TRY IT
Pictures stay out; please output the remaining data exactly.

SOURCE MATERIAL
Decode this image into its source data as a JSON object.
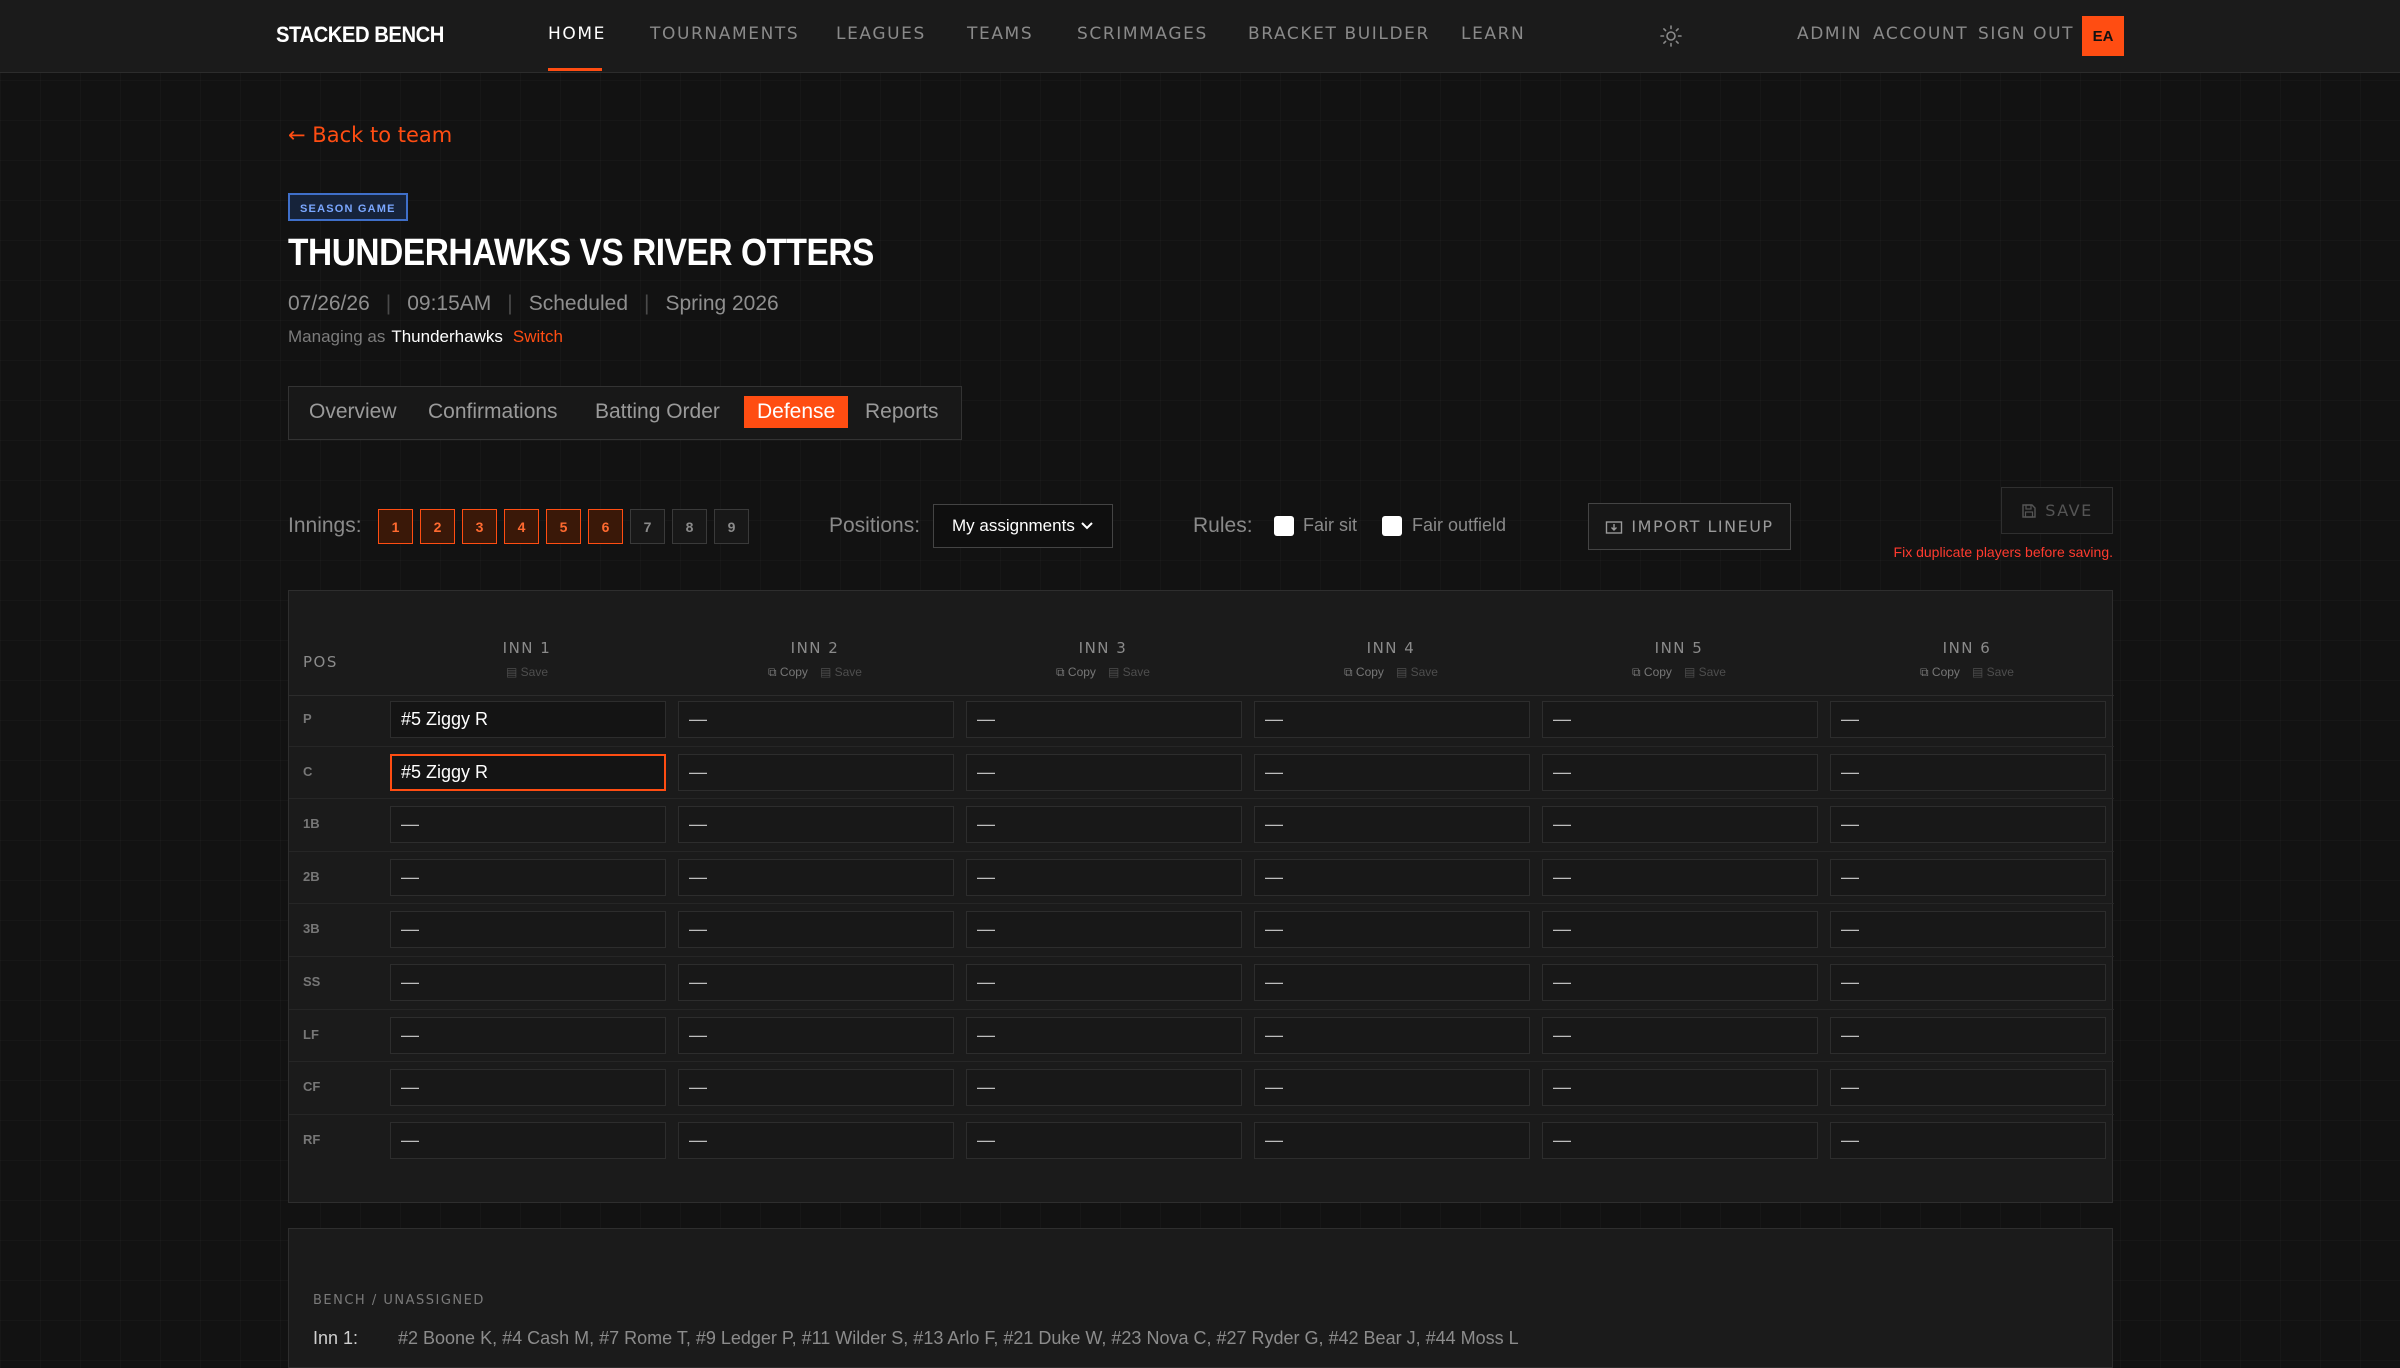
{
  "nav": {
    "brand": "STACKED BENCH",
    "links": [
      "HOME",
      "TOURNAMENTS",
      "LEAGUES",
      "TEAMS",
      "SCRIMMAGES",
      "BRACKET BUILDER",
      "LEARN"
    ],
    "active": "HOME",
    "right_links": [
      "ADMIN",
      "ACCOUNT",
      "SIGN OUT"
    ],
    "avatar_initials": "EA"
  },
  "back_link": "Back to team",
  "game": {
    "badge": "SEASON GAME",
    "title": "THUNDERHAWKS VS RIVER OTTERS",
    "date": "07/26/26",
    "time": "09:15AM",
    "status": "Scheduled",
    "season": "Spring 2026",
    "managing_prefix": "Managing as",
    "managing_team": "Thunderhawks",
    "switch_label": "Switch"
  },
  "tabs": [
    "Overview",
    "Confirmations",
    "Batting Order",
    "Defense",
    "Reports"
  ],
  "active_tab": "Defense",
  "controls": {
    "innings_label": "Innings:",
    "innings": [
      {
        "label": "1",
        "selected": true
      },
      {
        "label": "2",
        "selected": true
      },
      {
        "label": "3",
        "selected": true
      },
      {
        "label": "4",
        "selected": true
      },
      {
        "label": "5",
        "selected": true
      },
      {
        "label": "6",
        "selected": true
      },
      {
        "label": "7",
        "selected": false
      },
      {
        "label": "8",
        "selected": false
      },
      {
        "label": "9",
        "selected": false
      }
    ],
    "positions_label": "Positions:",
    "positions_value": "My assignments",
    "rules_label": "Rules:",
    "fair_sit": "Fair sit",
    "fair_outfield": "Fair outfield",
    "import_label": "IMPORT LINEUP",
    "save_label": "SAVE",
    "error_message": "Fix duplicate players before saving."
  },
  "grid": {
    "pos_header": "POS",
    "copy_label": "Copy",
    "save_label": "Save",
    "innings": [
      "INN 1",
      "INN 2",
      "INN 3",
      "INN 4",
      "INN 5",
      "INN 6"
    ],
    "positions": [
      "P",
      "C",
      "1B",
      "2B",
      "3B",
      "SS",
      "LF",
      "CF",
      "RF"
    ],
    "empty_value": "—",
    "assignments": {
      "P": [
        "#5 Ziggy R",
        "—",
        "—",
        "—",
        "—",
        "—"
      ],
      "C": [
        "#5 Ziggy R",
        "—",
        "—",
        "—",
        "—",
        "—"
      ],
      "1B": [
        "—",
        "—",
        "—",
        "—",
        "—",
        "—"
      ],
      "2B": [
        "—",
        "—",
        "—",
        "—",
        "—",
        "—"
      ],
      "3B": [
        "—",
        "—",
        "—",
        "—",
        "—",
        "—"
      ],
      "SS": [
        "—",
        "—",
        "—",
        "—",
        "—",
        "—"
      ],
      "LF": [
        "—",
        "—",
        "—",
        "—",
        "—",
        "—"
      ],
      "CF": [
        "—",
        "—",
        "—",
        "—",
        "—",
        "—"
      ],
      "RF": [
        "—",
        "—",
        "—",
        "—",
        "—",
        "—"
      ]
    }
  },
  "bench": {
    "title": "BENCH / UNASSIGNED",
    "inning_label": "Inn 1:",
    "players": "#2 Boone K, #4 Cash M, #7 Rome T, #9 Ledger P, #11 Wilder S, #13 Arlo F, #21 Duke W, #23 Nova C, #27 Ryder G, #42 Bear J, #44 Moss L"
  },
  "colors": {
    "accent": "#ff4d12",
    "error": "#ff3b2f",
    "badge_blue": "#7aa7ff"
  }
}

COMPLETED EXERCISE
Decode this image into its source data as a JSON object.
{
  "nav": {
    "brand": "STACKED BENCH",
    "links": [
      "HOME",
      "TOURNAMENTS",
      "LEAGUES",
      "TEAMS",
      "SCRIMMAGES",
      "BRACKET BUILDER",
      "LEARN"
    ],
    "active": "HOME",
    "right_links": [
      "ADMIN",
      "ACCOUNT",
      "SIGN OUT"
    ],
    "avatar_initials": "EA"
  },
  "back_link": "Back to team",
  "game": {
    "badge": "SEASON GAME",
    "title": "THUNDERHAWKS VS RIVER OTTERS",
    "date": "07/26/26",
    "time": "09:15AM",
    "status": "Scheduled",
    "season": "Spring 2026",
    "managing_prefix": "Managing as",
    "managing_team": "Thunderhawks",
    "switch_label": "Switch"
  },
  "tabs": [
    "Overview",
    "Confirmations",
    "Batting Order",
    "Defense",
    "Reports"
  ],
  "active_tab": "Defense",
  "controls": {
    "innings_label": "Innings:",
    "innings": [
      {
        "label": "1",
        "selected": true
      },
      {
        "label": "2",
        "selected": true
      },
      {
        "label": "3",
        "selected": true
      },
      {
        "label": "4",
        "selected": true
      },
      {
        "label": "5",
        "selected": true
      },
      {
        "label": "6",
        "selected": true
      },
      {
        "label": "7",
        "selected": false
      },
      {
        "label": "8",
        "selected": false
      },
      {
        "label": "9",
        "selected": false
      }
    ],
    "positions_label": "Positions:",
    "positions_value": "My assignments",
    "rules_label": "Rules:",
    "fair_sit": "Fair sit",
    "fair_outfield": "Fair outfield",
    "import_label": "IMPORT LINEUP",
    "save_label": "SAVE",
    "error_message": "Fix duplicate players before saving."
  },
  "grid": {
    "pos_header": "POS",
    "copy_label": "Copy",
    "save_label": "Save",
    "innings": [
      "INN 1",
      "INN 2",
      "INN 3",
      "INN 4",
      "INN 5",
      "INN 6"
    ],
    "positions": [
      "P",
      "C",
      "1B",
      "2B",
      "3B",
      "SS",
      "LF",
      "CF",
      "RF"
    ],
    "empty_value": "—",
    "assignments": {
      "P": [
        "#5 Ziggy R",
        "—",
        "—",
        "—",
        "—",
        "—"
      ],
      "C": [
        "#5 Ziggy R",
        "—",
        "—",
        "—",
        "—",
        "—"
      ],
      "1B": [
        "—",
        "—",
        "—",
        "—",
        "—",
        "—"
      ],
      "2B": [
        "—",
        "—",
        "—",
        "—",
        "—",
        "—"
      ],
      "3B": [
        "—",
        "—",
        "—",
        "—",
        "—",
        "—"
      ],
      "SS": [
        "—",
        "—",
        "—",
        "—",
        "—",
        "—"
      ],
      "LF": [
        "—",
        "—",
        "—",
        "—",
        "—",
        "—"
      ],
      "CF": [
        "—",
        "—",
        "—",
        "—",
        "—",
        "—"
      ],
      "RF": [
        "—",
        "—",
        "—",
        "—",
        "—",
        "—"
      ]
    }
  },
  "bench": {
    "title": "BENCH / UNASSIGNED",
    "inning_label": "Inn 1:",
    "players": "#2 Boone K, #4 Cash M, #7 Rome T, #9 Ledger P, #11 Wilder S, #13 Arlo F, #21 Duke W, #23 Nova C, #27 Ryder G, #42 Bear J, #44 Moss L"
  },
  "colors": {
    "accent": "#ff4d12",
    "error": "#ff3b2f",
    "badge_blue": "#7aa7ff"
  }
}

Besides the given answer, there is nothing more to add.